The task: Copy each line of the entries beneath that contains the word "JSON".

Information given:
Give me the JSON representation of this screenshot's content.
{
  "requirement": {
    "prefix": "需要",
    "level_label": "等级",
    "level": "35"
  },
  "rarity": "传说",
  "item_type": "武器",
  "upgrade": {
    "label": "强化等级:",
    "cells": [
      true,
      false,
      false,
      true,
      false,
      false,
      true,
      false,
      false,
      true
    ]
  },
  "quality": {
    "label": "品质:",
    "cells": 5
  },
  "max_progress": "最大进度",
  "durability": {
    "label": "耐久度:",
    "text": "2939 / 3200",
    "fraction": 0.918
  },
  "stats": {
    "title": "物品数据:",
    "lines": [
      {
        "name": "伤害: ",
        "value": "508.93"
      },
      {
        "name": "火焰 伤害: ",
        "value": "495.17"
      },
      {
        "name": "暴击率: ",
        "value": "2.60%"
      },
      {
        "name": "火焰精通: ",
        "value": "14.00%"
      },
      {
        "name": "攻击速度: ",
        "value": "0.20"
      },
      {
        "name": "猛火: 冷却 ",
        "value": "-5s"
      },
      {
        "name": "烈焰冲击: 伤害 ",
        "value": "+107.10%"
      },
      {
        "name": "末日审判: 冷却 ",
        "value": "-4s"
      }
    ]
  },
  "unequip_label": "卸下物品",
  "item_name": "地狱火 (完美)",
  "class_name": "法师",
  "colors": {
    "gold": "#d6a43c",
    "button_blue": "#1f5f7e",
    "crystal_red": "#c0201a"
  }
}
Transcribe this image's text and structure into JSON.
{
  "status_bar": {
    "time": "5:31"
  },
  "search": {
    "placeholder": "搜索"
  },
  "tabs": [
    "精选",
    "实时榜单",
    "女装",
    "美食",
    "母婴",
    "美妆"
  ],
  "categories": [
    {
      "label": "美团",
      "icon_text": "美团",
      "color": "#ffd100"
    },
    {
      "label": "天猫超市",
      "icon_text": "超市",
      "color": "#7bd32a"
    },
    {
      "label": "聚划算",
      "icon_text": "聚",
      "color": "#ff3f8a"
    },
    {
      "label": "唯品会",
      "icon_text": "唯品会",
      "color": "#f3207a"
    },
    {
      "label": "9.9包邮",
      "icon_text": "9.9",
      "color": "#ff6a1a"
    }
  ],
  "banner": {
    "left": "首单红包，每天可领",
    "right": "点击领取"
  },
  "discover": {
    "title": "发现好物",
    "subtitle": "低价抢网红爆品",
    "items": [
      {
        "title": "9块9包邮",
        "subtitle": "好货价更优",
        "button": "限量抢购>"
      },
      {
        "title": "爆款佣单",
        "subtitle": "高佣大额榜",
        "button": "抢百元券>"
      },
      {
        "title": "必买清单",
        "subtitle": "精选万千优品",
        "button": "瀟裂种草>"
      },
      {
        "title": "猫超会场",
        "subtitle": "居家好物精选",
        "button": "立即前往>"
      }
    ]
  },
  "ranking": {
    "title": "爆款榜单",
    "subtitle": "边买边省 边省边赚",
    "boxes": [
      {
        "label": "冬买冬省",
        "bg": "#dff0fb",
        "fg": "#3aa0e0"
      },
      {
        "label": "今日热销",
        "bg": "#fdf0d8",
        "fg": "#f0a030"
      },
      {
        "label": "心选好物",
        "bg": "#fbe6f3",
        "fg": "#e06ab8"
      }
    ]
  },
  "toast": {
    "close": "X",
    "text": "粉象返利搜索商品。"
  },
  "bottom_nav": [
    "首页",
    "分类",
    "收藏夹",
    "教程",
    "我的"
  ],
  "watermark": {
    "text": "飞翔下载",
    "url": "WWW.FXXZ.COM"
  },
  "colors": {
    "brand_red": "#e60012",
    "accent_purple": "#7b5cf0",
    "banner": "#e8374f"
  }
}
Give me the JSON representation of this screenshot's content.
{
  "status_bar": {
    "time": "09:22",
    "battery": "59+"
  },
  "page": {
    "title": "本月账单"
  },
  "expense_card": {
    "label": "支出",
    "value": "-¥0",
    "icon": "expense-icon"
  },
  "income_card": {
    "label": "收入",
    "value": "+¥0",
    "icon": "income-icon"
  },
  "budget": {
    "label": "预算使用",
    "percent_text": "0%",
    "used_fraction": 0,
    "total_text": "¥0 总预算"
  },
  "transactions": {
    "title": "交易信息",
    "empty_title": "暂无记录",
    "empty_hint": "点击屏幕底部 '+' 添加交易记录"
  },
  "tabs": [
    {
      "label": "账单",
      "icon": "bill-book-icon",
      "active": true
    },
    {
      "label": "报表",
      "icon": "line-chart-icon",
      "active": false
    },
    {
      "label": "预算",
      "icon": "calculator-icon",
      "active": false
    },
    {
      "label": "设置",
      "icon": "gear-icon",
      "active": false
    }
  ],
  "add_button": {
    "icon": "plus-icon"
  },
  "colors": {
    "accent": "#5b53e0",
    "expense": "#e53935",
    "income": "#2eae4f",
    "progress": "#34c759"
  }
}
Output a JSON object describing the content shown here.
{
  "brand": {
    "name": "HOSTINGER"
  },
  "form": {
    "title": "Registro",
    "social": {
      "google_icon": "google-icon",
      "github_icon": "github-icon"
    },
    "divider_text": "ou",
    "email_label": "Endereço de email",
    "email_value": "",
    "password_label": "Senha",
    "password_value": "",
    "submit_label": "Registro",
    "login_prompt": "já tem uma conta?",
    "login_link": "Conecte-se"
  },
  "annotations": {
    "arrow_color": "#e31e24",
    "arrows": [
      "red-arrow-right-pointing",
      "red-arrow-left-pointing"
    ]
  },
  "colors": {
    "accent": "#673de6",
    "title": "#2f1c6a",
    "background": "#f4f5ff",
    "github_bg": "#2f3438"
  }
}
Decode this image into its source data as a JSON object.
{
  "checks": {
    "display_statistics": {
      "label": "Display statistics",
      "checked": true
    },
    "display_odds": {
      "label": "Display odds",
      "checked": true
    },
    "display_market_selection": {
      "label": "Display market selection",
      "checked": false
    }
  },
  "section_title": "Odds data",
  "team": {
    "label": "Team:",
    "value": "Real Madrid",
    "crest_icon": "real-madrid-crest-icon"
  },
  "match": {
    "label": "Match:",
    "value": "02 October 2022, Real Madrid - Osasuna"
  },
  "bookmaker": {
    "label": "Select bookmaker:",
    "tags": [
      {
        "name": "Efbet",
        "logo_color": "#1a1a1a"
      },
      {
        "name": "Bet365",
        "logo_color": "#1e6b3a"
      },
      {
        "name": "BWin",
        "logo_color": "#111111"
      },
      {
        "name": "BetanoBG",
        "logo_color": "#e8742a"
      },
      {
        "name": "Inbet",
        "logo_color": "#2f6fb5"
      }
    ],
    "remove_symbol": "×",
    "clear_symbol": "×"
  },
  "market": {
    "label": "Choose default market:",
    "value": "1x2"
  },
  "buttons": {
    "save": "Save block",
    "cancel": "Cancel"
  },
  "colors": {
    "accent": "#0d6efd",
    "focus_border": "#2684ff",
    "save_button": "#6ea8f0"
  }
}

Expected answer:
Give me the JSON representation of this screenshot's content.
Transcribe this image's text and structure into JSON.
Give me the JSON representation of this screenshot's content.
Output a JSON object describing the content shown here.
Decode this image into its source data as a JSON object.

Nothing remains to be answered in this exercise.